E: I think his stuff would play in full-season ball right now and think you might see him reach Reading by 2018, at which point it will be time to see if that stuff plays against upper level hitters. He might be forced to make some adjustments there, which clouds his ETA because you don’t know for sure he’ll be able to do it.
B: I believe you put a #4 ceiling on him. Does he have a realistic floor in a big league bullpen?
E: Irvin supposedly showed better stuff late in the year after I had seen him, but his stuff has been so up and down since he returned from injury last year that I would have just been out on him on draft day. He was 86-90 for me this year, fringe secondaries, good breaking ball command. Martinelli I love. Good defensive outfielder, might hit enough to play everyday when the bat and glove are viewed together.
B: Do you have anything to say about rounds 11-13 and 22, the four prep picks the Phils signed from Day 3? Per BA, Josh Stephen (11) got $600k, Rd 12-13 Justin Miller and Andrew Brown got $100k each, while Kyle Young (22) got $225k.
E: Stephen is easily the best of that group. He has some bat-to-ball skills and is a solid athlete but there isn’t a whole lot else there. He was a nice complimentary piece to the draft class but barring a stark development that the industry doesn’t foresee, he’s probably only a fringe regular at best. In round 11 though, that’s a pretty good pick.
B: Anyone from Day 3 strike you as a someone who could really make some noise given the right amount of time and development?

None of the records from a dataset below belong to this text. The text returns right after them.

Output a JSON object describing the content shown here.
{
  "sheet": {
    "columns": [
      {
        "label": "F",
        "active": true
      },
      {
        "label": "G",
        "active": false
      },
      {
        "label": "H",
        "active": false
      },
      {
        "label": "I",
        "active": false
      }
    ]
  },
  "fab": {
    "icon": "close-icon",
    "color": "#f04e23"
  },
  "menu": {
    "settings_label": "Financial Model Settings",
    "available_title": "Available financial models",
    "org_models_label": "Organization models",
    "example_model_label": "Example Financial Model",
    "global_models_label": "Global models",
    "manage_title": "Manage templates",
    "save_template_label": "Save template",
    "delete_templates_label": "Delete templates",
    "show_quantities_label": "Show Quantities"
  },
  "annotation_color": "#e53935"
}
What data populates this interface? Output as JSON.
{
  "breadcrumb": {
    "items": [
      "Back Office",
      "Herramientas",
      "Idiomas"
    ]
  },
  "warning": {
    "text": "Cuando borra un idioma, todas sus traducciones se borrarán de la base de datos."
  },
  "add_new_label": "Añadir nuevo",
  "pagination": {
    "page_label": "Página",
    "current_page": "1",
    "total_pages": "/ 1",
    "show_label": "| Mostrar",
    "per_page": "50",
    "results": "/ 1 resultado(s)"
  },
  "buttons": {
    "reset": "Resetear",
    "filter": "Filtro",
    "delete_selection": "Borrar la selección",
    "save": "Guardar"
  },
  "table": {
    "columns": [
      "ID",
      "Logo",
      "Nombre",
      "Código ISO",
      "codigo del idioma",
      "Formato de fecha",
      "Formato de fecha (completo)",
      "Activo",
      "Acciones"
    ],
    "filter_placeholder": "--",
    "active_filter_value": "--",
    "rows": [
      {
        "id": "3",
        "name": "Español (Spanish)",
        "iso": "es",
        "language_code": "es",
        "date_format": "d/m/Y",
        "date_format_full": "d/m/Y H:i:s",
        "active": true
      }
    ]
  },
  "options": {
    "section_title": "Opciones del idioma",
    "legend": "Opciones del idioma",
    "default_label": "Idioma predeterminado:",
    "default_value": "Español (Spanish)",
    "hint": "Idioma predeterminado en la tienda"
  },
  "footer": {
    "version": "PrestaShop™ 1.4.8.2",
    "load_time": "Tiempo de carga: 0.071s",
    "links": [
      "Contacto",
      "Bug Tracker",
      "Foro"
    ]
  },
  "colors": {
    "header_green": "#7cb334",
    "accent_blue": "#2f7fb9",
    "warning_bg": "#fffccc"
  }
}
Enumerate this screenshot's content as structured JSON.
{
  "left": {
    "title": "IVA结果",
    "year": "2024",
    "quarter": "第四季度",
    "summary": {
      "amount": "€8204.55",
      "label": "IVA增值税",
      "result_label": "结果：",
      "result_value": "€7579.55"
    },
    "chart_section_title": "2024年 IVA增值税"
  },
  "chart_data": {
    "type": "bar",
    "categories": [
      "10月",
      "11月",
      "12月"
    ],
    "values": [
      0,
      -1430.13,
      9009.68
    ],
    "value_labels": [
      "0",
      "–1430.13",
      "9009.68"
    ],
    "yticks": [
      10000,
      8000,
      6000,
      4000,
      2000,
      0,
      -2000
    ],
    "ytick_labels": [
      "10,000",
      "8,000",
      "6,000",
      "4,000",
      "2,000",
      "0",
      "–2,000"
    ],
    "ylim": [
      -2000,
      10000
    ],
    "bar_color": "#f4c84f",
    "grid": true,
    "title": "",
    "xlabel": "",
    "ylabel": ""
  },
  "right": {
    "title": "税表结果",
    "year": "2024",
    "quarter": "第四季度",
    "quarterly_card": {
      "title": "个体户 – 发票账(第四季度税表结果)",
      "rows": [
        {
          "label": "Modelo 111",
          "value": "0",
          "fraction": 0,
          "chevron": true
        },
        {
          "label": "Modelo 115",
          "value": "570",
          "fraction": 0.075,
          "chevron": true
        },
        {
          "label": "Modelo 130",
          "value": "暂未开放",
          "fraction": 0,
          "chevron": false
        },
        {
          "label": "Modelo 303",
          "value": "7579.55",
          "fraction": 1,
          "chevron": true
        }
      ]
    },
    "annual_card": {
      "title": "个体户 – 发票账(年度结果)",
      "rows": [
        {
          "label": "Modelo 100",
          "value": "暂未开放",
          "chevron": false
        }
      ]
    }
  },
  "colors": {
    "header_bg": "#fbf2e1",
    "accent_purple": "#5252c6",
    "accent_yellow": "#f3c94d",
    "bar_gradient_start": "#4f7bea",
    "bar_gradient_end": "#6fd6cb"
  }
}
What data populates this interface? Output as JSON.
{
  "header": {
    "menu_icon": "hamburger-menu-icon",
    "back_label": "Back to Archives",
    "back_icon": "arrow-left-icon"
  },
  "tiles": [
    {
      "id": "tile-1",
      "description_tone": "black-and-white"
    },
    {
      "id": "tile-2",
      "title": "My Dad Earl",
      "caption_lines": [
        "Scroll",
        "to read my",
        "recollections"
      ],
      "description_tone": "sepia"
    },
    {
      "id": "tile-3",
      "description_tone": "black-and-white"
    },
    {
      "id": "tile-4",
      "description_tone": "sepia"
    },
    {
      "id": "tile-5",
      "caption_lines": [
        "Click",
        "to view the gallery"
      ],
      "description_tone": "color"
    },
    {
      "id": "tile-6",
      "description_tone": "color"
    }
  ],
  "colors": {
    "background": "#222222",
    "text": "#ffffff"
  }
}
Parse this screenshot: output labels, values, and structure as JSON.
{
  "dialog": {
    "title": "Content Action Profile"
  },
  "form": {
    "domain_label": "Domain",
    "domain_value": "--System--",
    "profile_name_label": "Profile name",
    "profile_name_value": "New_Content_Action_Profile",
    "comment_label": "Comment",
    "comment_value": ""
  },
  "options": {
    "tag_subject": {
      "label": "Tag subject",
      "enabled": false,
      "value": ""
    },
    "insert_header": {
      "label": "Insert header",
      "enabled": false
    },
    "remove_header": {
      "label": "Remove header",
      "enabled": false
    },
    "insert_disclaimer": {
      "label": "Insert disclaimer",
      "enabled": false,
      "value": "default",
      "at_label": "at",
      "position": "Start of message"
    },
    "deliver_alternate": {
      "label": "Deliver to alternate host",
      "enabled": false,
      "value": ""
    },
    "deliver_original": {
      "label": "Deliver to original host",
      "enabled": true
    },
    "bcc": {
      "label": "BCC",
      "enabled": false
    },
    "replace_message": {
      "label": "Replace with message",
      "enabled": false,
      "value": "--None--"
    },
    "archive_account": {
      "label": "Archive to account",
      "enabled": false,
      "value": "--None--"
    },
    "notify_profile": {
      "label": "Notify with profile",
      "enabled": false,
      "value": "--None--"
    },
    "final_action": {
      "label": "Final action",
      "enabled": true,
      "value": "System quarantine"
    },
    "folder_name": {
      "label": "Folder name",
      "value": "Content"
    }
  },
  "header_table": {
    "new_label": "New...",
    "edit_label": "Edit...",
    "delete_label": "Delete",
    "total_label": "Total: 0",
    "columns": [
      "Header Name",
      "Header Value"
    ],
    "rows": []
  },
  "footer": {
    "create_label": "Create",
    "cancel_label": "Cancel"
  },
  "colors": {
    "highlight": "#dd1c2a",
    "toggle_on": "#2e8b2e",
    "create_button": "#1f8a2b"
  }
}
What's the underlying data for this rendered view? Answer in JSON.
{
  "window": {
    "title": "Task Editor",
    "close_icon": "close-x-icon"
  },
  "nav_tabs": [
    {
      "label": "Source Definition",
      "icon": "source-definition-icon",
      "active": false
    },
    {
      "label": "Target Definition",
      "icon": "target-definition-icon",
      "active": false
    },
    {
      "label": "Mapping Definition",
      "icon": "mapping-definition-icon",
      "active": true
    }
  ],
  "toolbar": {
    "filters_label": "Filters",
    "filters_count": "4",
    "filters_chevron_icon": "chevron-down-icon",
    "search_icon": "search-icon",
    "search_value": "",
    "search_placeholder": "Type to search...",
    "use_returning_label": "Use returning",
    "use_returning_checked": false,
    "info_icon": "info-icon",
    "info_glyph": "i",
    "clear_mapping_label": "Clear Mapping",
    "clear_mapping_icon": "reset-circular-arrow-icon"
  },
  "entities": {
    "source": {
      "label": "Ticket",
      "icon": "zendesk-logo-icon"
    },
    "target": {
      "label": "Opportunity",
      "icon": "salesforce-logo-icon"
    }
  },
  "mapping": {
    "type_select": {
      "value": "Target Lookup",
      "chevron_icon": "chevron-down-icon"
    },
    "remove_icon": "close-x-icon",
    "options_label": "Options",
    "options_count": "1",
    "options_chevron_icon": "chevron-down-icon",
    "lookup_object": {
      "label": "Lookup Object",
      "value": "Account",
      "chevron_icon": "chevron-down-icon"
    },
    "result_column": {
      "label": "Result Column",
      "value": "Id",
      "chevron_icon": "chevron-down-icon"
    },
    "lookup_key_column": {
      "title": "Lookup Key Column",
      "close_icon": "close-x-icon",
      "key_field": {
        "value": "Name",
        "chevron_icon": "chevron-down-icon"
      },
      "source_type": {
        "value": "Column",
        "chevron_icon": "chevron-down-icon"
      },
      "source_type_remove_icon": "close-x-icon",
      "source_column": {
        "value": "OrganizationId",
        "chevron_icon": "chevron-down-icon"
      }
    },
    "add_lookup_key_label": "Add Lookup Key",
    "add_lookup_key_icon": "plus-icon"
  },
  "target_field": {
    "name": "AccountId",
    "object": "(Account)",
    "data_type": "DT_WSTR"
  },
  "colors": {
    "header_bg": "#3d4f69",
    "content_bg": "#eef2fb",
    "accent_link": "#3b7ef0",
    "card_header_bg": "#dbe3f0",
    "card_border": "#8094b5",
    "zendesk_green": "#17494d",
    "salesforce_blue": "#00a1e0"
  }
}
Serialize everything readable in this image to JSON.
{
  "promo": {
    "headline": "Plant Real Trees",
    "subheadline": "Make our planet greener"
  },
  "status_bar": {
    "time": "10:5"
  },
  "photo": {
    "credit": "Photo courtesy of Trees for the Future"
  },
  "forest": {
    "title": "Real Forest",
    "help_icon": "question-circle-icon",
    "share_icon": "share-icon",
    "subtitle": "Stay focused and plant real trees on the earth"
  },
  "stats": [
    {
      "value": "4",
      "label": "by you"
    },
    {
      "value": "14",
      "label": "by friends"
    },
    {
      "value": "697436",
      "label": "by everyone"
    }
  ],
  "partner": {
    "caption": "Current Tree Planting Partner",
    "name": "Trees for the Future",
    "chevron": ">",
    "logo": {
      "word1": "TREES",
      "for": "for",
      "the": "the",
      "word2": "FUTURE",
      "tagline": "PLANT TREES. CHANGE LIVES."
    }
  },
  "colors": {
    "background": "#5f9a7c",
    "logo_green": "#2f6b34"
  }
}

E: Stephen, or maybe (18th rounder Jake) Kelzer, since guys that size (listed 6’8” 230lbs) usually figure things out a little later.
B: Can you rank the best tools of the Phils draft?
Best Fastball: Gowdy
Best Secondary: Gowdy’s slider
Best Command: Irvin
Best Control: Gowdy
Best Hit: Moniak
Best Power Now: Stobbe (5)
Best Power Future: Stobbe (probably still a 5)
Speed: Moniak but Tyler Kent (rd 26) runs well, too
Best Glove: Moniak
B: Third-Day Guy with the best chance to move quickly towards the majors (I always assume this will be a bullpen arm):
E: The sidearmer, Tyler Frohwirth (rd 31)
B: And a thing I have been mulling for a while now, for which maybe you can offer your take – I often wonder if clubs draft for their future coaching staff, (have never heard anyone suggest this), but it does seem they pick at least mentor types to be org guys for a while, as opposed to just filling roster holes for the low minors. Does that happen regularly and how high in the draft does it start?
E: This kind of thing definitely happens and I know from being around young players and staff in Extended Spring Training that clubs already begin discussing who would make for good instructors when kids are around 20-22. I don’t know what round teams start targeting guys that they want in the org just for makeup purposes, and it probably changes draft-to-draft, team-to-team depending on what kind of infrastructure they already have in place or what they need to fill rosters at lower levels, but this is definitely something that goes on in the draft room.
Many thanks to Eric for his time. You can see his work now at FanGraphs.com